The Welsh wing Liam Williams was so impressive in all regards in a team which was completely overpowered that he might be my runner-up. It is difficult for any player to shine when their side is getting hammered, and wings are often at the mercy of what is going on around them. Williams was excellent, and turned his talents to defensive brilliance in Dunedin.
But the eye was drawn somewhere else watching a replay of the third test. Hand on heart, Aaron Smith might be the best halfback I've seen, from any country. Yes, it's a pointless exercise judging players from different ages, and sometimes even those from the same age. But Smith deserves recognition, as already belonging in the pantheon.
Gareth Edwards - the Welsh maestro - will never be dislodged from many hearts as the finest player to wear the number nine jersey.
There have been many great halfbacks, but Edwards was something else by every account. His timing and burst of energy to finish THAT try for the Barbarians against the All Blacks at Cardiff Arms Park in 1973 said it all. Watching replays still sends shivers down the spine. There is another iconic image of Edwards, from the triumphant Lions tour of New Zealand in 1971, when the timing and power of a fend on Bob Burgess seems to lift the first five-eighths off the ground.
From a New Zealand perspective, no halfback has had an aura to match that of Sid Going. Super Sid was by no means immaculate, but when at his best, his teams could indulge in nine man rugby and due to his passing frailties, often did. Dave Loveridge was immaculate. There have been many other fine halfbacks, from South Africa and Australia in particular. But none like Aaron Smith.

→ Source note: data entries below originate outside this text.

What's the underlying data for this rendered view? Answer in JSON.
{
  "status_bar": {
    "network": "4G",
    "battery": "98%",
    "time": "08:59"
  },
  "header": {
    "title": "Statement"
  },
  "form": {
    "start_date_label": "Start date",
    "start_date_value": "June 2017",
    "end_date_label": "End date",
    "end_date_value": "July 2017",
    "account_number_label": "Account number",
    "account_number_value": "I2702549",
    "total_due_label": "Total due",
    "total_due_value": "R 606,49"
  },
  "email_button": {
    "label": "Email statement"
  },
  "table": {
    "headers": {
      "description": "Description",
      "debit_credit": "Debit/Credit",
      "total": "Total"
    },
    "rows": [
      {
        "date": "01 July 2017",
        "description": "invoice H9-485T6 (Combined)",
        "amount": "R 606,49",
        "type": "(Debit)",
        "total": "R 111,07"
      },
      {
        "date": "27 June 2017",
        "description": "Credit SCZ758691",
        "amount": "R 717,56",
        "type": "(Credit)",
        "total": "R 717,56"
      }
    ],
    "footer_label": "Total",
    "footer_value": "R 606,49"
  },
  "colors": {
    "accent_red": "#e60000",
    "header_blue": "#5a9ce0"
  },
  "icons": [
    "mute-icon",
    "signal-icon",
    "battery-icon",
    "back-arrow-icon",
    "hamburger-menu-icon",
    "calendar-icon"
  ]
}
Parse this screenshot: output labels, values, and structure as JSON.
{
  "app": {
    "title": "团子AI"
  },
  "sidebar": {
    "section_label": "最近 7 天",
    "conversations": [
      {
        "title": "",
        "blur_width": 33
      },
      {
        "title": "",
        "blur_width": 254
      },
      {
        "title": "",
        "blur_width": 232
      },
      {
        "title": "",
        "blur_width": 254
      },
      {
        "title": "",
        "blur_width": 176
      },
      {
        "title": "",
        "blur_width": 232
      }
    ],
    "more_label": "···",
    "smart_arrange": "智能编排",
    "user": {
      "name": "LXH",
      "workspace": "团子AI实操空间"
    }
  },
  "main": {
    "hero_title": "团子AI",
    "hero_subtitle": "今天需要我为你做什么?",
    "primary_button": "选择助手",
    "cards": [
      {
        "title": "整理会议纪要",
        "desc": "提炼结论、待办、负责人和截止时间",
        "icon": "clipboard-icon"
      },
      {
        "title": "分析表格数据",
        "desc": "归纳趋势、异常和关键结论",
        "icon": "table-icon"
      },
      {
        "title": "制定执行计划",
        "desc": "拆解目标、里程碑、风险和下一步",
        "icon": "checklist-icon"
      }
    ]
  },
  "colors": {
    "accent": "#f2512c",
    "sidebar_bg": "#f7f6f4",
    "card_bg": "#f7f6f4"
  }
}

The speed of his passes and relentless accuracy of everything he does is so metronome-like that you get to a point of taking it for granted. Smith is a machine with flair and to use a wholly appropriate sports cliche, has re-defined the standards of a position.
His kicking and passing is based on pure techniques which never falter, from a perfect anchoring of the feet to the sweeping follow through from his passes and the head remaining aimed at the point of contact after punts. Throw in those darting runs, the linking, picking out opportunities with off-the-cuff long passes, the energy and enthusiasm...he's the best we've ever had by a long chalk.
It means the All Blacks' first receivers are at a huge advantage, and Smith's prowess will also provide vital space as Steve Hansen and friends build a new backline, a job that is not going entirely to plan.
When the Chiefs' Tawera Kerr-Barlow emerged, it looked as though the All Blacks had uncovered an outstanding attacking halfback. For one reason or another, he hasn't quite kicked on. The main reason he won't kick on is Aaron Smith - no one is close to challenging for his jersey.
The little halfback does have an annoying trait, the over clapping and celebrating of battles within the battle, like big scrum wins. Mr Clappy must drive the opposition quietly mad but when it comes to dealing with Smith, psychological warfare is the least of their problems. There has been a lot written about him, and his excellence is hardly a secret. Joining in is irresistible.